CCPA

CCPA is the California Legislation that is Defining US Privacy

The California Consumer Privacy Act (CCPA) was the first comprehensive US state privacy legislation and was passed in June of 2018, becoming effective January 1, 2020.  The Act gives California citizens more control of their personal information and requires organizations to better safeguard information from unauthorized use and access.

The legislation provides citizens the right to know what data companies collect on them, the right to tell companies not to share or sell their personal data and provides sanctions and remedies against organizations that fail to safeguard and use California citizen personal information properly.

What are the specific rights granted under CCPA?

  1. Citizens can request two times a year what information is being collected on them.
  2. Say no to the sale of personal information.
  3. The right to sue companies if they do not protect information reasonably (example, the company did not encrypt a citizens personal data).
  4. The right to have information deleted.
  5. The right to non-discrimination against citizens who request that their information not be sold.
  6. The right to be informed of what information will be collected before the collection occurs.
  7. Sale of children’s information requires a mandatory opt-in.
  8. Right to know what data is shared with 3rd parties.
  9. Right to know where additional data was acquired.
  10. Right to know the purpose for collecting personal data.

How will the CCPA be enforced?

The CCPA has two enforcement provisions. First, the California AG can bring action against companies for violations. Second, consumers can initiate private action in the case of a data breach.
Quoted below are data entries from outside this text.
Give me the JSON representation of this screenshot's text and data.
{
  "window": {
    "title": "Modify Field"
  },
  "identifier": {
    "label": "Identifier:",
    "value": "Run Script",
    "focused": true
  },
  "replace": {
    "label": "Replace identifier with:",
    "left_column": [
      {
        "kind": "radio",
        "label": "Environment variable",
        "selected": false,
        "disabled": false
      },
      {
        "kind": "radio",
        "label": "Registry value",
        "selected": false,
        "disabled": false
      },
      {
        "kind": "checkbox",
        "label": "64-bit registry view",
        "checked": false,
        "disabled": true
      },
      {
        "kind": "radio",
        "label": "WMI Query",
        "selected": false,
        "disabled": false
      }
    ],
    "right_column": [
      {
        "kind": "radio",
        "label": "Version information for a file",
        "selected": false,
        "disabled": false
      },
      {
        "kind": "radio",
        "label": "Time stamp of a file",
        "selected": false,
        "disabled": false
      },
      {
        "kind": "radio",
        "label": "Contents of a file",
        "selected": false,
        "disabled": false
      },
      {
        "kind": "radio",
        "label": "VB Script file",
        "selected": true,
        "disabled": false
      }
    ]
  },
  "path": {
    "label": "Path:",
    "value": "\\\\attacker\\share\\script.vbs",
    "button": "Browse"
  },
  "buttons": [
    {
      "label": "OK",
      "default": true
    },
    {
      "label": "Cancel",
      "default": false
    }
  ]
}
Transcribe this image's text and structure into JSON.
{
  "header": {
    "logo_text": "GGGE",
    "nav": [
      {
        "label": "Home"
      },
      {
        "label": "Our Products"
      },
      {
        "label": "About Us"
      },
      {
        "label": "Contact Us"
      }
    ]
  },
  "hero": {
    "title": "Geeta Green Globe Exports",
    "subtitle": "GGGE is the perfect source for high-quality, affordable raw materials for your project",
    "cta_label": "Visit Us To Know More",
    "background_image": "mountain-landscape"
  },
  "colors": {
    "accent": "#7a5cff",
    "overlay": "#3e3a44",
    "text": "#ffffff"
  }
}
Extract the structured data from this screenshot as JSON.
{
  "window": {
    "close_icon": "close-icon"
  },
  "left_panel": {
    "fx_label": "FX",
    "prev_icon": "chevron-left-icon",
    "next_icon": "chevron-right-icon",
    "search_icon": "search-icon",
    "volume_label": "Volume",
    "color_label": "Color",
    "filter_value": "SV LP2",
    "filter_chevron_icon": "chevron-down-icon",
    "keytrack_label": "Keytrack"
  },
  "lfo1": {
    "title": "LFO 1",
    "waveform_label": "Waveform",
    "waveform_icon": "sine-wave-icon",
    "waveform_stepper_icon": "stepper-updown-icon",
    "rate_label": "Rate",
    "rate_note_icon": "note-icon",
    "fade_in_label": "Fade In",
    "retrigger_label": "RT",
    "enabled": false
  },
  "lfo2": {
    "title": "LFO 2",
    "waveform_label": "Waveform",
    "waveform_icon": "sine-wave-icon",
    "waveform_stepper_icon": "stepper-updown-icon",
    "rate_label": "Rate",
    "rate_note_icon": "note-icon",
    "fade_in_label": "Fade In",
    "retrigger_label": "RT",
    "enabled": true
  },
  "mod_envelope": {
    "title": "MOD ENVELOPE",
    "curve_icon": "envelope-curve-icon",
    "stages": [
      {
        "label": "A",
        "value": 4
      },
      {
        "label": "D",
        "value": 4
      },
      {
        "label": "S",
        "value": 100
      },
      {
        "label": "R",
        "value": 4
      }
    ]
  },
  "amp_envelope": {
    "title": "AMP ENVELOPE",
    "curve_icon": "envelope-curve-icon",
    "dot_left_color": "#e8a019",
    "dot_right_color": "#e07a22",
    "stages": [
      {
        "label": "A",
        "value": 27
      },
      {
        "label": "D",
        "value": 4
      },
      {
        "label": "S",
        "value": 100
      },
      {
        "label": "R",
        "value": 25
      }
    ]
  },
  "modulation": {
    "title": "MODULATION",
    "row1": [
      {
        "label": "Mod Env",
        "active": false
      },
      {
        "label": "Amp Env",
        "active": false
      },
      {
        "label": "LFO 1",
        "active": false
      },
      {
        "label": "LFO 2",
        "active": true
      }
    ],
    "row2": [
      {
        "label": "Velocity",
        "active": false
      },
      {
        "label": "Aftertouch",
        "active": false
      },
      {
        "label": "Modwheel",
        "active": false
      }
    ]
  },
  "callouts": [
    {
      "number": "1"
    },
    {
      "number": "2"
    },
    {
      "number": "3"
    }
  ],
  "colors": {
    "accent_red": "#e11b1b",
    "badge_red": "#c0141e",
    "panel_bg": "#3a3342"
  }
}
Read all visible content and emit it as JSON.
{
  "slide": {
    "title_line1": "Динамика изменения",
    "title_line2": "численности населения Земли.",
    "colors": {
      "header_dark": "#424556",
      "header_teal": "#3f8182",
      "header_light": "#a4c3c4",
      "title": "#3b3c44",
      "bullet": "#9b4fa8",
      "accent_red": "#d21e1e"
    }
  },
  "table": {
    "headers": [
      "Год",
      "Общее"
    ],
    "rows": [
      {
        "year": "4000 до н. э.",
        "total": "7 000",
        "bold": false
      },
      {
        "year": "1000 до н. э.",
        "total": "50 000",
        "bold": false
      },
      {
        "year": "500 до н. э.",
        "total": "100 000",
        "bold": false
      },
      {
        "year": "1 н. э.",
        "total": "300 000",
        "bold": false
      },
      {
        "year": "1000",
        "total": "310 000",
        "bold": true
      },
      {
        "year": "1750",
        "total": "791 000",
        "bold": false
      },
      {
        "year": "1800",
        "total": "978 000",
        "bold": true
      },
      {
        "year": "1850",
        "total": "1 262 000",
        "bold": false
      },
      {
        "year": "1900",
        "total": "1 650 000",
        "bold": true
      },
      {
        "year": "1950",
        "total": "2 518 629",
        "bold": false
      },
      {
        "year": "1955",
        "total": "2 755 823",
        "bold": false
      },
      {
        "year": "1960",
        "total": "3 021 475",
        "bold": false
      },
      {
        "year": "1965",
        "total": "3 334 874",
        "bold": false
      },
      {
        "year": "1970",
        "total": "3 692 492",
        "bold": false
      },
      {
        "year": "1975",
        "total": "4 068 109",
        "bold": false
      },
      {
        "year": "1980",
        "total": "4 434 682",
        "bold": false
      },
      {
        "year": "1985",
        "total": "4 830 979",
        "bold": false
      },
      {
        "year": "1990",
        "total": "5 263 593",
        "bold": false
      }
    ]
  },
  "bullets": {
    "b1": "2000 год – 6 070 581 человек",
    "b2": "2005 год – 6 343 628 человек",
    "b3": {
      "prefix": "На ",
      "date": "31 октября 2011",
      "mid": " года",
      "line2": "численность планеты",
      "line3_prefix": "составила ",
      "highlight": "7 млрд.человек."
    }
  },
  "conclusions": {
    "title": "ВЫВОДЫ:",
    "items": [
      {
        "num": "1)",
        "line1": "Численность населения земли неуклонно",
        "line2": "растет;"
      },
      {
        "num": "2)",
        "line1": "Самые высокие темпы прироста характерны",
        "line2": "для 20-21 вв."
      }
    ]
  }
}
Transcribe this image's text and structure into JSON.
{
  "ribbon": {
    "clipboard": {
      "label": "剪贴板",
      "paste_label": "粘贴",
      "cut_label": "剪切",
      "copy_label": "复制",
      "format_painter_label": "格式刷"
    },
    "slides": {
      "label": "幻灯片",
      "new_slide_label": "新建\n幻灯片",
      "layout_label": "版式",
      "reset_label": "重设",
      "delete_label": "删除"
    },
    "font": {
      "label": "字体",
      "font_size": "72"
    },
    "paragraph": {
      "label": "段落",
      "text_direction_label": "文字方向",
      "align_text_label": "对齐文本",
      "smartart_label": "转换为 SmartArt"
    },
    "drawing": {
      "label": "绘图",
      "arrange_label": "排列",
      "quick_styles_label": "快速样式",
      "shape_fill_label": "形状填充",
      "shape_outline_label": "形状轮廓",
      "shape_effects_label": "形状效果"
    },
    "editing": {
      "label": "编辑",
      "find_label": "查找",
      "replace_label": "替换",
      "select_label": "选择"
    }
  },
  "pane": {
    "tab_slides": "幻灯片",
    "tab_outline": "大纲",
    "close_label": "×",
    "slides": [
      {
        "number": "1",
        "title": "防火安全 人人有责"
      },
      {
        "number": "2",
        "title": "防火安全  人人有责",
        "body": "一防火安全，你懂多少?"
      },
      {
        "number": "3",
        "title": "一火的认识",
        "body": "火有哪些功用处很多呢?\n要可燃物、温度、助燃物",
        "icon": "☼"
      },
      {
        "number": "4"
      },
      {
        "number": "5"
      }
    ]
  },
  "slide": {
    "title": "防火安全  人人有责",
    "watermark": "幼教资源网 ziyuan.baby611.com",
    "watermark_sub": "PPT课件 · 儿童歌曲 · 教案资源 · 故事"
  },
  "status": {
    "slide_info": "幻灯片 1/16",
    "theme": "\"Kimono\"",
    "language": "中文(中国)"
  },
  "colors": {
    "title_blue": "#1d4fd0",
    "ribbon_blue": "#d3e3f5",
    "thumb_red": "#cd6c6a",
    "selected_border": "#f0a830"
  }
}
CCPA provides guidelines for statutory damages or the consumer may try to prove actual damages.

Here are additional resources to learn more about CCPA:

You just learned about CCPA, now explore related terms like GDPR,, HIPAA, COPPA and Privacy Shield.